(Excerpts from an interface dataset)
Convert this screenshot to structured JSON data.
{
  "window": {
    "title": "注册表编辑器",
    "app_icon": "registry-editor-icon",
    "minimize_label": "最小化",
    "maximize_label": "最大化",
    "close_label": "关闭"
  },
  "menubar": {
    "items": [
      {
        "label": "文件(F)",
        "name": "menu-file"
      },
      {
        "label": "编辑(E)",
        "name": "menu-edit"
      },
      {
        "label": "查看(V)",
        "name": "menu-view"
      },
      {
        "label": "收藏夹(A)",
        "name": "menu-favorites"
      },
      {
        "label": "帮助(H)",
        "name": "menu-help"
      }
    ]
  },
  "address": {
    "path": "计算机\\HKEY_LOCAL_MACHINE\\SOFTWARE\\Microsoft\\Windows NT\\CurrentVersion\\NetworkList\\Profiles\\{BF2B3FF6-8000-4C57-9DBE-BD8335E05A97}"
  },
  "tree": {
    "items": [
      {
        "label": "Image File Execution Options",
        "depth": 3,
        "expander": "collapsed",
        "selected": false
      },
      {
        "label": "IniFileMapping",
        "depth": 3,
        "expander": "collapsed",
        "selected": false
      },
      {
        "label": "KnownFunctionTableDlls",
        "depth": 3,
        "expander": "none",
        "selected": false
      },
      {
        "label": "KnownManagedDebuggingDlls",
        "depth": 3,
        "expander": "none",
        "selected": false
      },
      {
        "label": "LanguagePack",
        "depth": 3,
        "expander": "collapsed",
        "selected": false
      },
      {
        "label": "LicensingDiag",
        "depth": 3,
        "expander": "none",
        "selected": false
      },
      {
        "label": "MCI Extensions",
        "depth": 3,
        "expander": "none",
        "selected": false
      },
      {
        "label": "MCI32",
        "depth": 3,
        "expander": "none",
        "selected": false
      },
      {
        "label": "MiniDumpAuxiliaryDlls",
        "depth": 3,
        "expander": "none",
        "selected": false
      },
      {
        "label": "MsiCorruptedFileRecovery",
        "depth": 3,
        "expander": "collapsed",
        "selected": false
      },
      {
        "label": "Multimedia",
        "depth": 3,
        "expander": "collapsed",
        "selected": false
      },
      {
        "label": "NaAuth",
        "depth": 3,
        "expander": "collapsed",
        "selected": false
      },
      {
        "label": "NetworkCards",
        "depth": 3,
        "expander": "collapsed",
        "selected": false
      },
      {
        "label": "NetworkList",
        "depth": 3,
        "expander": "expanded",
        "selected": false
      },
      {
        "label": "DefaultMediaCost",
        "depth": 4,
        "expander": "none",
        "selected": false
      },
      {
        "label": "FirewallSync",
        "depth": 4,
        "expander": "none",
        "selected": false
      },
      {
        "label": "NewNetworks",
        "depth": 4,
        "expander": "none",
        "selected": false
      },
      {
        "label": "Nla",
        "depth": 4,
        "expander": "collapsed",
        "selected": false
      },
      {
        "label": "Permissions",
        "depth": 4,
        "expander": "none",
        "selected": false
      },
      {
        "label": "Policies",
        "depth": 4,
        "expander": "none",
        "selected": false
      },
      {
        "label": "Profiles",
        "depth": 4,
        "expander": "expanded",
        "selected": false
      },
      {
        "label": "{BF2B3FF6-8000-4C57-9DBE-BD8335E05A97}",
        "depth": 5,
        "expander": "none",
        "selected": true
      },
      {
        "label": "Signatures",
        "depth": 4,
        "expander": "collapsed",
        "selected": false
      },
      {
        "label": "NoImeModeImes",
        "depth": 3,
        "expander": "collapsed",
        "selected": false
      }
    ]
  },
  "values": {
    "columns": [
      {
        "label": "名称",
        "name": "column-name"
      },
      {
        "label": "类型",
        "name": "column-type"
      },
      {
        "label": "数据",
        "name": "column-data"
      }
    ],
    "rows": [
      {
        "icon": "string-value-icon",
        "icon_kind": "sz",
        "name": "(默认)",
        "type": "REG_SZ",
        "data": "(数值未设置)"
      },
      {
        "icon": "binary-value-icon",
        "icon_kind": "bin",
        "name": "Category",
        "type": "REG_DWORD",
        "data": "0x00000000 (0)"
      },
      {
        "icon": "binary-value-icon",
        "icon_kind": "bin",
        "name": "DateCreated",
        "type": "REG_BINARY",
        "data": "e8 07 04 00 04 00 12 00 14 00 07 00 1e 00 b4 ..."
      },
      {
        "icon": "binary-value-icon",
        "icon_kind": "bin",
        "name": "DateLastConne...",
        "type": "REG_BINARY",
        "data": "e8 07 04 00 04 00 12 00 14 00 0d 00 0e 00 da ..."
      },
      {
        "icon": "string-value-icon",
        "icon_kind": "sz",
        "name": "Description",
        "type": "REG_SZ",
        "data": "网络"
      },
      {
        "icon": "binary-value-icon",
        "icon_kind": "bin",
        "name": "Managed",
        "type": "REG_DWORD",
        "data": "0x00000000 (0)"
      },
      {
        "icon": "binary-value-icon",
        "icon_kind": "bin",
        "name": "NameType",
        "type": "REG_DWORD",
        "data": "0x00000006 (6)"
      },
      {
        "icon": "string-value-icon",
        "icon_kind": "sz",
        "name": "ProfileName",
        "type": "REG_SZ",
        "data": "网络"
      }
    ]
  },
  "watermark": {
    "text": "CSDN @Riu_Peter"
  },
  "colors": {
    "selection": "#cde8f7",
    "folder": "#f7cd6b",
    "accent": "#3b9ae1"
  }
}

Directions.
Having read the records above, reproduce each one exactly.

Solution to the problem.
Convert this screenshot to structured JSON data.
{
  "window": {
    "title": "注册表编辑器",
    "app_icon": "registry-editor-icon",
    "minimize_label": "最小化",
    "maximize_label": "最大化",
    "close_label": "关闭"
  },
  "menubar": {
    "items": [
      {
        "label": "文件(F)",
        "name": "menu-file"
      },
      {
        "label": "编辑(E)",
        "name": "menu-edit"
      },
      {
        "label": "查看(V)",
        "name": "menu-view"
      },
      {
        "label": "收藏夹(A)",
        "name": "menu-favorites"
      },
      {
        "label": "帮助(H)",
        "name": "menu-help"
      }
    ]
  },
  "address": {
    "path": "计算机\\HKEY_LOCAL_MACHINE\\SOFTWARE\\Microsoft\\Windows NT\\CurrentVersion\\NetworkList\\Profiles\\{BF2B3FF6-8000-4C57-9DBE-BD8335E05A97}"
  },
  "tree": {
    "items": [
      {
        "label": "Image File Execution Options",
        "depth": 3,
        "expander": "collapsed",
        "selected": false
      },
      {
        "label": "IniFileMapping",
        "depth": 3,
        "expander": "collapsed",
        "selected": false
      },
      {
        "label": "KnownFunctionTableDlls",
        "depth": 3,
        "expander": "none",
        "selected": false
      },
      {
        "label": "KnownManagedDebuggingDlls",
        "depth": 3,
        "expander": "none",
        "selected": false
      },
      {
        "label": "LanguagePack",
        "depth": 3,
        "expander": "collapsed",
        "selected": false
      },
      {
        "label": "LicensingDiag",
        "depth": 3,
        "expander": "none",
        "selected": false
      },
      {
        "label": "MCI Extensions",
        "depth": 3,
        "expander": "none",
        "selected": false
      },
      {
        "label": "MCI32",
        "depth": 3,
        "expander": "none",
        "selected": false
      },
      {
        "label": "MiniDumpAuxiliaryDlls",
        "depth": 3,
        "expander": "none",
        "selected": false
      },
      {
        "label": "MsiCorruptedFileRecovery",
        "depth": 3,
        "expander": "collapsed",
        "selected": false
      },
      {
        "label": "Multimedia",
        "depth": 3,
        "expander": "collapsed",
        "selected": false
      },
      {
        "label": "NaAuth",
        "depth": 3,
        "expander": "collapsed",
        "selected": false
      },
      {
        "label": "NetworkCards",
        "depth": 3,
        "expander": "collapsed",
        "selected": false
      },
      {
        "label": "NetworkList",
        "depth": 3,
        "expander": "expanded",
        "selected": false
      },
      {
        "label": "DefaultMediaCost",
        "depth": 4,
        "expander": "none",
        "selected": false
      },
      {
        "label": "FirewallSync",
        "depth": 4,
        "expander": "none",
        "selected": false
      },
      {
        "label": "NewNetworks",
        "depth": 4,
        "expander": "none",
        "selected": false
      },
      {
        "label": "Nla",
        "depth": 4,
        "expander": "collapsed",
        "selected": false
      },
      {
        "label": "Permissions",
        "depth": 4,
        "expander": "none",
        "selected": false
      },
      {
        "label": "Policies",
        "depth": 4,
        "expander": "none",
        "selected": false
      },
      {
        "label": "Profiles",
        "depth": 4,
        "expander": "expanded",
        "selected": false
      },
      {
        "label": "{BF2B3FF6-8000-4C57-9DBE-BD8335E05A97}",
        "depth": 5,
        "expander": "none",
        "selected": true
      },
      {
        "label": "Signatures",
        "depth": 4,
        "expander": "collapsed",
        "selected": false
      },
      {
        "label": "NoImeModeImes",
        "depth": 3,
        "expander": "collapsed",
        "selected": false
      }
    ]
  },
  "values": {
    "columns": [
      {
        "label": "名称",
        "name": "column-name"
      },
      {
        "label": "类型",
        "name": "column-type"
      },
      {
        "label": "数据",
        "name": "column-data"
      }
    ],
    "rows": [
      {
        "icon": "string-value-icon",
        "icon_kind": "sz",
        "name": "(默认)",
        "type": "REG_SZ",
        "data": "(数值未设置)"
      },
      {
        "icon": "binary-value-icon",
        "icon_kind": "bin",
        "name": "Category",
        "type": "REG_DWORD",
        "data": "0x00000000 (0)"
      },
      {
        "icon": "binary-value-icon",
        "icon_kind": "bin",
        "name": "DateCreated",
        "type": "REG_BINARY",
        "data": "e8 07 04 00 04 00 12 00 14 00 07 00 1e 00 b4 ..."
      },
      {
        "icon": "binary-value-icon",
        "icon_kind": "bin",
        "name": "DateLastConne...",
        "type": "REG_BINARY",
        "data": "e8 07 04 00 04 00 12 00 14 00 0d 00 0e 00 da ..."
      },
      {
        "icon": "string-value-icon",
        "icon_kind": "sz",
        "name": "Description",
        "type": "REG_SZ",
        "data": "网络"
      },
      {
        "icon": "binary-value-icon",
        "icon_kind": "bin",
        "name": "Managed",
        "type": "REG_DWORD",
        "data": "0x00000000 (0)"
      },
      {
        "icon": "binary-value-icon",
        "icon_kind": "bin",
        "name": "NameType",
        "type": "REG_DWORD",
        "data": "0x00000006 (6)"
      },
      {
        "icon": "string-value-icon",
        "icon_kind": "sz",
        "name": "ProfileName",
        "type": "REG_SZ",
        "data": "网络"
      }
    ]
  },
  "watermark": {
    "text": "CSDN @Riu_Peter"
  },
  "colors": {
    "selection": "#cde8f7",
    "folder": "#f7cd6b",
    "accent": "#3b9ae1"
  }
}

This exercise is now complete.